Security Deposit Rights – If the tenant gives a security deposit, the landlord must inform them of their rights in writing as described under Maryland Statute at the time of payment. (Source: §8–203(f)1(vi))

Move-in/Move-out Checklist – The tenant has the right for the unit to be inspected for the purpose of making a list of preexisting conditions. The tenant also has the right to be present for the move-out inspection if they notify the landlord by certified mail of their intention to move, the date of moving, and the tenant’s new address at least 15 days prior to moving out. The inspection will be within 5 days before or after moving out. (Source: §8–203(a)

Habitability – The lease must include a statement regarding the property’s condition and confirm that the unit to fit for living with reasonable safety. (Source: §8–208(c)1)

Ratio Utility Billing System (RUBS) Disclosure – Landlords using RUBS must provide billing details, copies of recent utility bills, allocation method, dispute resolution process, average monthly bills, inspection rights, additional charges, and a copy of the statute. Upon written request, the landlord is required to show utility billing records. (Source: §8–212.4(c))

Lead-Based Paint Disclosure

Security Deposit

Maximum Amount – Regardless of the number of tenants, the landlord cannot charge more than 2 months’ rent for security deposit. (Source: §8–203(b)1)

Security Deposit Receipt – The landlord must give a receipt for the security deposit collected. (Source: §8–203(c)1)

Holding – The landlord must keep the security deposit in a federally insured financial institution in Maryland. The account must be solely for security deposits and bear interest. The landlord has 30 days to deposit the funds into the account. (Source: §8–203(d)1))

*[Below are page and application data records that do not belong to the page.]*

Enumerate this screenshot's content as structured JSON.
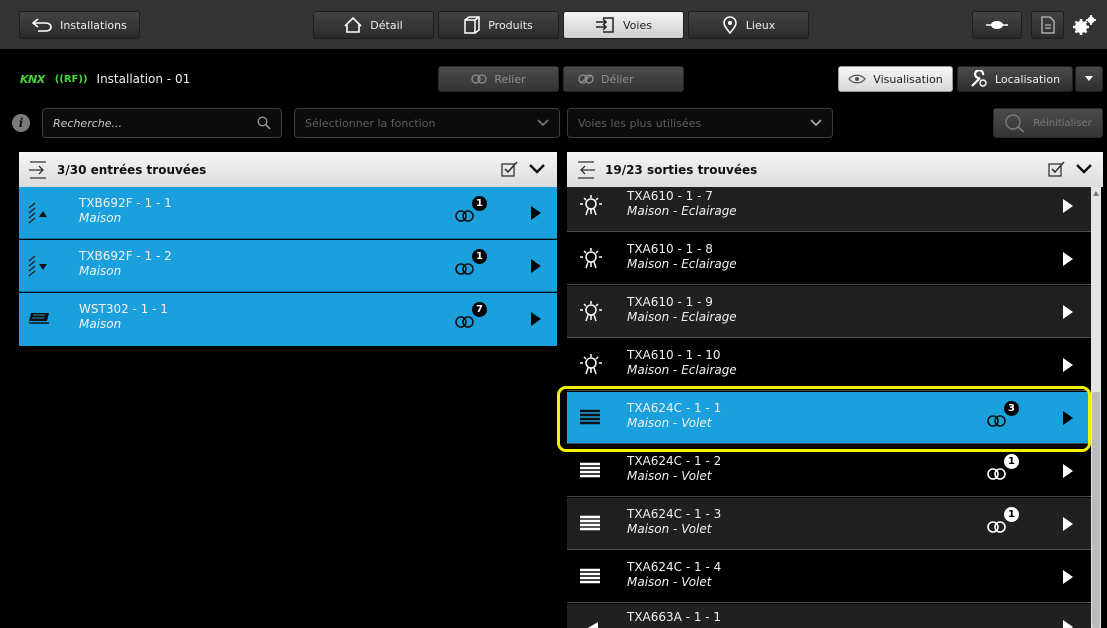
{
  "topbar": {
    "back_label": "Installations",
    "tabs": [
      {
        "label": "Détail",
        "icon": "home-icon",
        "active": false
      },
      {
        "label": "Produits",
        "icon": "box-icon",
        "active": false
      },
      {
        "label": "Voies",
        "icon": "channel-icon",
        "active": true
      },
      {
        "label": "Lieux",
        "icon": "location-pin-icon",
        "active": false
      }
    ]
  },
  "installation": {
    "knx_logo": "KNX",
    "rf_logo": "((RF))",
    "title": "Installation - 01"
  },
  "actions": {
    "link_label": "Relier",
    "unlink_label": "Délier",
    "visualisation_label": "Visualisation",
    "localisation_label": "Localisation"
  },
  "filters": {
    "search_placeholder": "Recherche...",
    "function_placeholder": "Sélectionner la fonction",
    "most_used_placeholder": "Voies les plus utilisées",
    "reset_label": "Réinitialiser"
  },
  "inputs_panel": {
    "title": "3/30 entrées trouvées",
    "items": [
      {
        "name": "TXB692F - 1 - 1",
        "location": "Maison",
        "links": "1",
        "icon": "blinds-up-icon"
      },
      {
        "name": "TXB692F - 1 - 2",
        "location": "Maison",
        "links": "1",
        "icon": "blinds-down-icon"
      },
      {
        "name": "WST302 - 1 - 1",
        "location": "Maison",
        "links": "7",
        "icon": "weather-sensor-icon"
      }
    ]
  },
  "outputs_panel": {
    "title": "19/23 sorties trouvées",
    "items": [
      {
        "name": "TXA610 - 1 - 7",
        "location": "Maison - Eclairage",
        "links": "",
        "icon": "light-icon"
      },
      {
        "name": "TXA610 - 1 - 8",
        "location": "Maison - Eclairage",
        "links": "",
        "icon": "light-icon"
      },
      {
        "name": "TXA610 - 1 - 9",
        "location": "Maison - Eclairage",
        "links": "",
        "icon": "light-icon"
      },
      {
        "name": "TXA610 - 1 - 10",
        "location": "Maison - Eclairage",
        "links": "",
        "icon": "light-icon"
      },
      {
        "name": "TXA624C - 1 - 1",
        "location": "Maison - Volet",
        "links": "3",
        "icon": "shutter-icon",
        "selected": true
      },
      {
        "name": "TXA624C - 1 - 2",
        "location": "Maison - Volet",
        "links": "1",
        "icon": "shutter-icon"
      },
      {
        "name": "TXA624C - 1 - 3",
        "location": "Maison - Volet",
        "links": "1",
        "icon": "shutter-icon"
      },
      {
        "name": "TXA624C - 1 - 4",
        "location": "Maison - Volet",
        "links": "",
        "icon": "shutter-icon"
      },
      {
        "name": "TXA663A - 1 - 1",
        "location": "",
        "links": "",
        "icon": "dimmer-icon"
      }
    ]
  },
  "colors": {
    "selected_row": "#1aa0dc",
    "highlight_outline": "#f2f200",
    "knx_green": "#44d63a"
  }
}
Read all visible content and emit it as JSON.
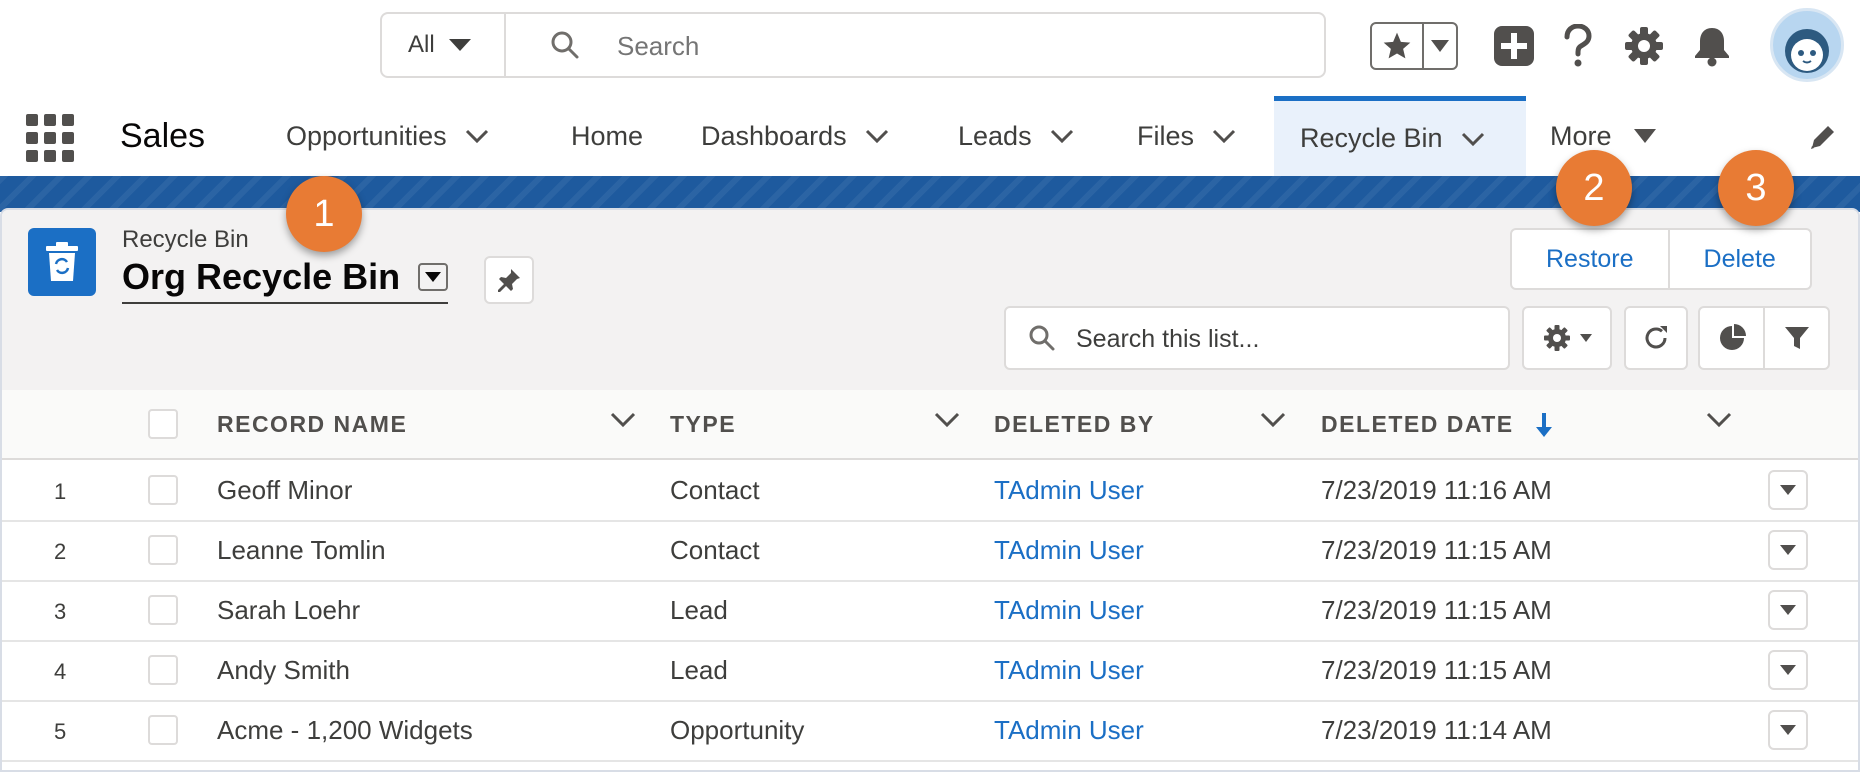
{
  "global_header": {
    "search_scope": "All",
    "search_placeholder": "Search",
    "icons": [
      "star-icon",
      "chevron-down-icon",
      "add-icon",
      "help-icon",
      "setup-gear-icon",
      "notification-bell-icon",
      "avatar"
    ]
  },
  "nav": {
    "app_name": "Sales",
    "items": [
      {
        "label": "Opportunities",
        "has_menu": true
      },
      {
        "label": "Home",
        "has_menu": false
      },
      {
        "label": "Dashboards",
        "has_menu": true
      },
      {
        "label": "Leads",
        "has_menu": true
      },
      {
        "label": "Files",
        "has_menu": true
      },
      {
        "label": "Recycle Bin",
        "has_menu": true,
        "active": true
      },
      {
        "label": "More",
        "has_menu": true
      }
    ]
  },
  "list_header": {
    "object_label": "Recycle Bin",
    "list_view_name": "Org Recycle Bin",
    "actions": {
      "restore": "Restore",
      "delete": "Delete"
    },
    "search_placeholder": "Search this list..."
  },
  "table": {
    "columns": [
      "RECORD NAME",
      "TYPE",
      "DELETED BY",
      "DELETED DATE"
    ],
    "sort_column": "DELETED DATE",
    "sort_direction": "descending",
    "rows": [
      {
        "num": "1",
        "name": "Geoff Minor",
        "type": "Contact",
        "deleted_by": "TAdmin User",
        "deleted_date": "7/23/2019 11:16 AM"
      },
      {
        "num": "2",
        "name": "Leanne Tomlin",
        "type": "Contact",
        "deleted_by": "TAdmin User",
        "deleted_date": "7/23/2019 11:15 AM"
      },
      {
        "num": "3",
        "name": "Sarah Loehr",
        "type": "Lead",
        "deleted_by": "TAdmin User",
        "deleted_date": "7/23/2019 11:15 AM"
      },
      {
        "num": "4",
        "name": "Andy Smith",
        "type": "Lead",
        "deleted_by": "TAdmin User",
        "deleted_date": "7/23/2019 11:15 AM"
      },
      {
        "num": "5",
        "name": "Acme - 1,200 Widgets",
        "type": "Opportunity",
        "deleted_by": "TAdmin User",
        "deleted_date": "7/23/2019 11:14 AM"
      }
    ]
  },
  "callouts": [
    "1",
    "2",
    "3"
  ],
  "colors": {
    "brand_blue": "#1b6fc5",
    "callout_orange": "#e87b34",
    "band_blue": "#1e5a9e"
  }
}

Returning to Tenant – Within 45 days of the lease ending, the landlord must return the deposit with simple interest, calculated at either the daily U.S. Treasury yield curve for 1 year or 1.5% per year, whichever is greater. (Source: §8–203(e)1)) No interest is due if the lease is less than 6 months, or deposits less than $50. (Source: §8–203(e)3)) The landlord may deduct for any damages outside of normal wear and tear, including any unpaid rent. Funds deducted must be itemized in a statement mailed to the tenant (Source: §8–203(f)1(i))

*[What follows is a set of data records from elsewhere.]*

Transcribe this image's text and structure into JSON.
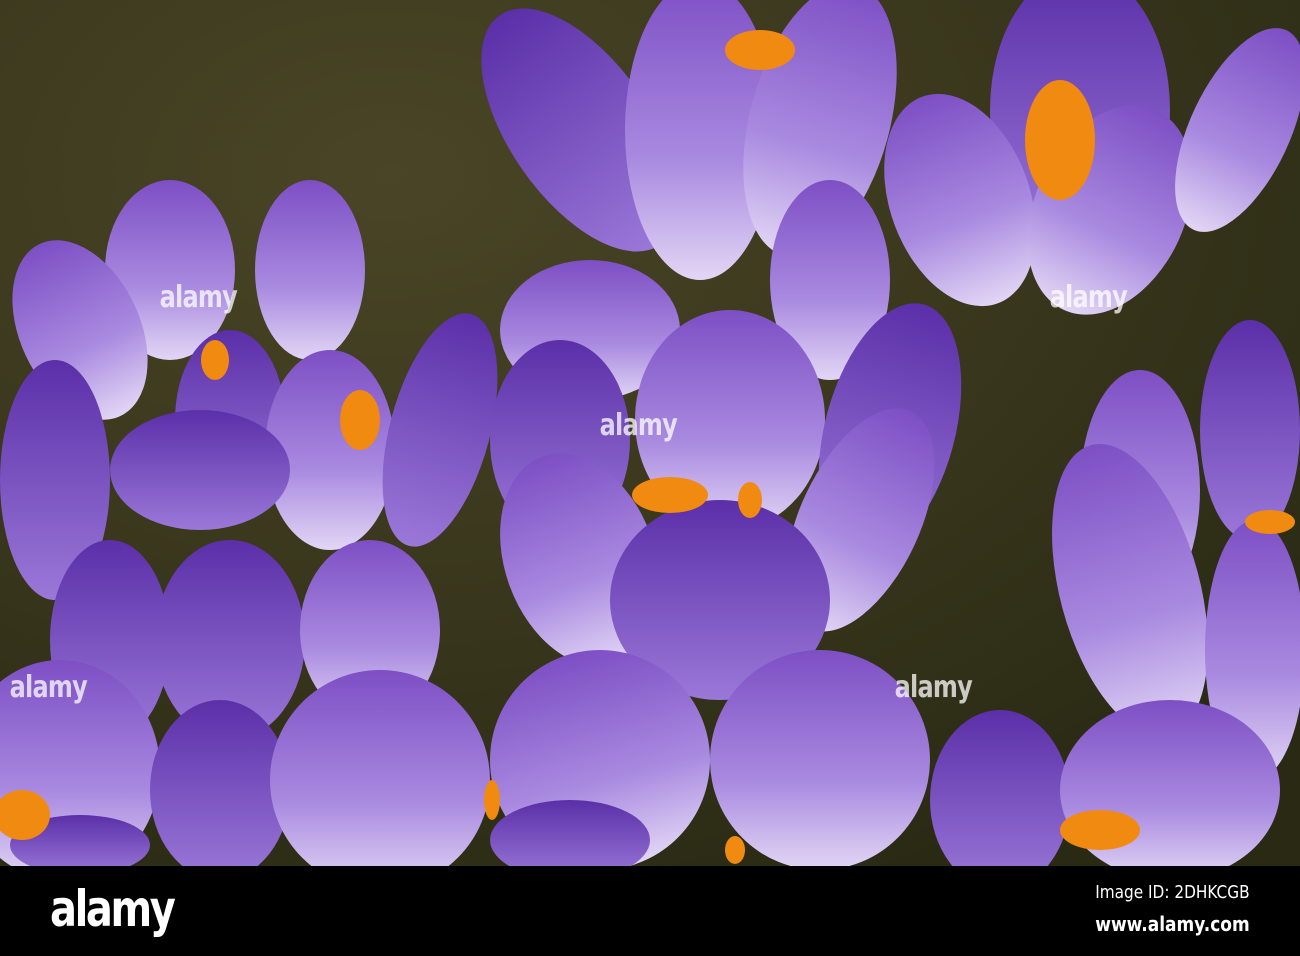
{
  "photo": {
    "subject": "purple crocus flowers",
    "colors": {
      "background": "#3b3a1c",
      "petal": "#8a5cd0",
      "petal_light": "#d9c8f2",
      "stamen": "#f08a10"
    }
  },
  "watermark": {
    "text": "alamy"
  },
  "footer": {
    "logo": "alamy",
    "image_id": "Image ID: 2DHKCGB",
    "website": "www.alamy.com"
  }
}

Landlord Access

General Access – Maryland does not regulate the notice that a landlord must give a tenant prior to entering the rental premises. However, it is recommended that they give at least 24 hours notice and enter during reasonable times.

Emergency Access – In case of emergencies, a landlord does not need to provide any notice.

Paying Rent

Grace Period – Maryland does not have a state-regulated grace period. A late fee can be instated the day after the rent is due.

Maximum Late Fee – The landlord cannot charge more than 5% of the rent due for monthly rent installments, or $3 per week for no more than $12 per month for weekly leases. (Source: §8–208(d)3)

Returned Checks (NSF) – The maximum fee a landlord can impose for a bounced check is $35. (Source: §15–803)

Withholding Rent – If the rental unit threatens life, health, or safety, a tenant may pay rent to the Maryland court until the defects have been resolved. (Source: §8–211(a))

Reasons for Eviction (3)

Non-Payment of Rent – If the rent is not paid, the landlord can issue a 10-day notice to quit to the tenant, demanding that they pay the full rent within 10 days, or move out of the rental property. The notice must be mailed, affixed to the door, or electronically if elected by the tenant. (Source: §8–401(c))

Holdover – If the renter does not move out when the lease ends, and they are given proper notice, the landlord can give a written 30-day notice for the tenant to move out. (Source: §8–402)

Non-Compliance – For non-dangerous offenses violating the lease, such as having more people live in the unit than the rental contract permits, the landlord can serve a 30-day notice to end the lease.  If the tenant’s violations seriously impact the property’s or humans’ well-being and imply a “clear and imminent danger,” the landlord can give a 14-day notice to vacate the premises. (Source: §8–402.1)